A pair of studies by researchers at the Hospital for Special Surgery demonstrate that newly discovered subsets of cells found in joint tissue among patients with rheumatoid arthritis, and how they interact, could potentially explain why only certain individuals respond to current treatments, according to a press release.
“Right now, the standard approach for treating patients is a trial and error approach,” Laura Donlin, PhD, of the co-director of the Derfner Foundation Precision Medicine Laboratory at the Hospital for Special Surgery, said in the release. “We try the first-line of medication for 3 months and if it does not work, we try the next one. Sometimes it can take a year or more to find an effective treatment.
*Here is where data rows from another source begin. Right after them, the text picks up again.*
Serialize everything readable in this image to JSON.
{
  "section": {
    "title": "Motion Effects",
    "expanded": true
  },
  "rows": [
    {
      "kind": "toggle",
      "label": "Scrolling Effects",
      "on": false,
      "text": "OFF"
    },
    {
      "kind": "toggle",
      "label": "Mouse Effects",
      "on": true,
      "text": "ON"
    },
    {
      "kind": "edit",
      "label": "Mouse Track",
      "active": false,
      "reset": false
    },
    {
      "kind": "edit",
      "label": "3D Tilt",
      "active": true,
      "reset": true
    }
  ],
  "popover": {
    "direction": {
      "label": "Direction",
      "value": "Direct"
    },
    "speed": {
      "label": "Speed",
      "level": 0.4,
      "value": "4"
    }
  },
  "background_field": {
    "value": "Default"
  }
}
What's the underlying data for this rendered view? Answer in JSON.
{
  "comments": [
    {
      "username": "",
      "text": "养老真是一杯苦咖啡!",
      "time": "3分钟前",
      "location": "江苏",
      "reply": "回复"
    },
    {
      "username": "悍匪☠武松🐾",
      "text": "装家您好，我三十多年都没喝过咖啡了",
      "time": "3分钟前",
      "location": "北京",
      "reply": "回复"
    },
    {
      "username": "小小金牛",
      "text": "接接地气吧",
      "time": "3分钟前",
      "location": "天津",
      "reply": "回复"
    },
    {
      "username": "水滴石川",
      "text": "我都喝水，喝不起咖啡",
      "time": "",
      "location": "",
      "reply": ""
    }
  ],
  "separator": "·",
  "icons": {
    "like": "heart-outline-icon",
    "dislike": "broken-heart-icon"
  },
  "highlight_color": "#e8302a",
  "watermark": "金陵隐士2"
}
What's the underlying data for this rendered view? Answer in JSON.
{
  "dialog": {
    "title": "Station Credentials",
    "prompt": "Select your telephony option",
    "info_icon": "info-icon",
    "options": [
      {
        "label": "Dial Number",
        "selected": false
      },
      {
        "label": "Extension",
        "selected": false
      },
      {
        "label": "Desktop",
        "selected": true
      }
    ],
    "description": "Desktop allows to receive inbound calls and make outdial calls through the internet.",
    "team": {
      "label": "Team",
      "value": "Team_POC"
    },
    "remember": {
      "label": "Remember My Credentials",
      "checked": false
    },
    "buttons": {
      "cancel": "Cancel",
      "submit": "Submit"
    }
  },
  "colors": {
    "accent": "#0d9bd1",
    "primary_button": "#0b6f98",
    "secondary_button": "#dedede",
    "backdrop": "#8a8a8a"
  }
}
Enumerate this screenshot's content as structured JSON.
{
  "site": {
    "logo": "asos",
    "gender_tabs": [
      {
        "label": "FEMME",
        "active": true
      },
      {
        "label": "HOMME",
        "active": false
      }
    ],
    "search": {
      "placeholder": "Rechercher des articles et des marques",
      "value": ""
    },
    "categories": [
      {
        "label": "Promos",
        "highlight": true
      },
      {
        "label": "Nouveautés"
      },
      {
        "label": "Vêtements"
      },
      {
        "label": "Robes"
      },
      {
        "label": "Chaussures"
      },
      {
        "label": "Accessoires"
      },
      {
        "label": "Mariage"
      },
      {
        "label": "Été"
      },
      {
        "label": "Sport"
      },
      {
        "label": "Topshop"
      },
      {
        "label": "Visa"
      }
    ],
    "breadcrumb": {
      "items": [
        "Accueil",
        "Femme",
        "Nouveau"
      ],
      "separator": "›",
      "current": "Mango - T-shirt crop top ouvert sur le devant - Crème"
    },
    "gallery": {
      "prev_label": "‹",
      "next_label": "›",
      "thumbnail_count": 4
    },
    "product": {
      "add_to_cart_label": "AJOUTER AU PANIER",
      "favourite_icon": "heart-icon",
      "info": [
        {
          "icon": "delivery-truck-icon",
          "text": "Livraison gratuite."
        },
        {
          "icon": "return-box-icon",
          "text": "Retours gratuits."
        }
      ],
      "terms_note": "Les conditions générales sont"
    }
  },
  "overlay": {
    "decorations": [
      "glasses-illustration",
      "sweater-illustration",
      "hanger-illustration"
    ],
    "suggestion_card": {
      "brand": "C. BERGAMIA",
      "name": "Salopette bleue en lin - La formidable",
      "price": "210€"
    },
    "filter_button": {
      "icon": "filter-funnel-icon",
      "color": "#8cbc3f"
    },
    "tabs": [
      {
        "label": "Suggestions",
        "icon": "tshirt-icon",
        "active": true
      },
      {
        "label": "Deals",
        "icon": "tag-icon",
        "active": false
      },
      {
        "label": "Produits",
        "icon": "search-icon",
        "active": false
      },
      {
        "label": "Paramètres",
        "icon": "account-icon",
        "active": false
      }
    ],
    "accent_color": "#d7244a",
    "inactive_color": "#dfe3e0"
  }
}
Meanwhile, the disease progresses to the extent of irreversible damage in some of the cases.”
In the first study, published in Nature Immunology, Donlin and colleagues collaborated within the Accelerating Medicines Partnership in Rheumatoid Arthritis and Lupus Network (AMP RA/SLE), a public-private consortium created by the NIH, to develop a comprehensive map of cells in RA joint tissue, using sequencing technologies.
According to the press release, the researchers found 18 unique cell populations in synovial tissue among 36 patients with RA. Additionally, several of these cell types were present in higher amounts in participants with RA, compared with those in control groups of patients with osteoarthritis. One of these cell populations was a subset of fibroblasts that was found in 15 times greater quantities in tissues from patients with RA, compared with tissues from the control group. According to the release, this fibroblast subset is a major producer of interleukin-6, a major focus among researchers developing medications for RA.
In addition, Donlin and colleagues became the first to identify the presence of a subset of autoimmune-associated B cells in synovial tissue, which were also found in high quantities among patients with RA, the release said.
“Cutting-edge single-cell RNA sequencing technology allowed us to see the complexity of the cell populations in RA tissue for the first time,” Donlin said in the release. “However, determining whether these expanded cell populations are a cause or an effect of the disease, will require further research.”
In the second study, published in Science Translational Medicine, Donlin and colleagues used results from the AMP RA/SLE to discover an abundant subset of macrophages, which they identified as HBEGF+ inflammatory macrophages, in tissue samples from patients with RA. The researchers also tested whether RA medications would impact HBEGF+ inflammatory macrophages, and thus stop the disease at the cellular level. According to the release, although NSAIDs were successful at significantly altering these macrophages, they did not stop TNF responses.
However, an epidermal growth factor receptor (EGFR) inhibitor called AG-1478, an experimental drug developed for cancer, was able to reverse the activity of HBEGF+ inflammatory macrophages.
“Our experiment demonstrated that it is possible to target activity of these cells, but this drug has significant systemic side effects in people,” Donlin said in the release. “Our work sets the stage for developing better drugs in the future that could target the same mechanism but in a more specific fashion.” – by Jason Laday
Disclosures: The researchers report funding from the NIH. Please see the full studies for additional disclosures.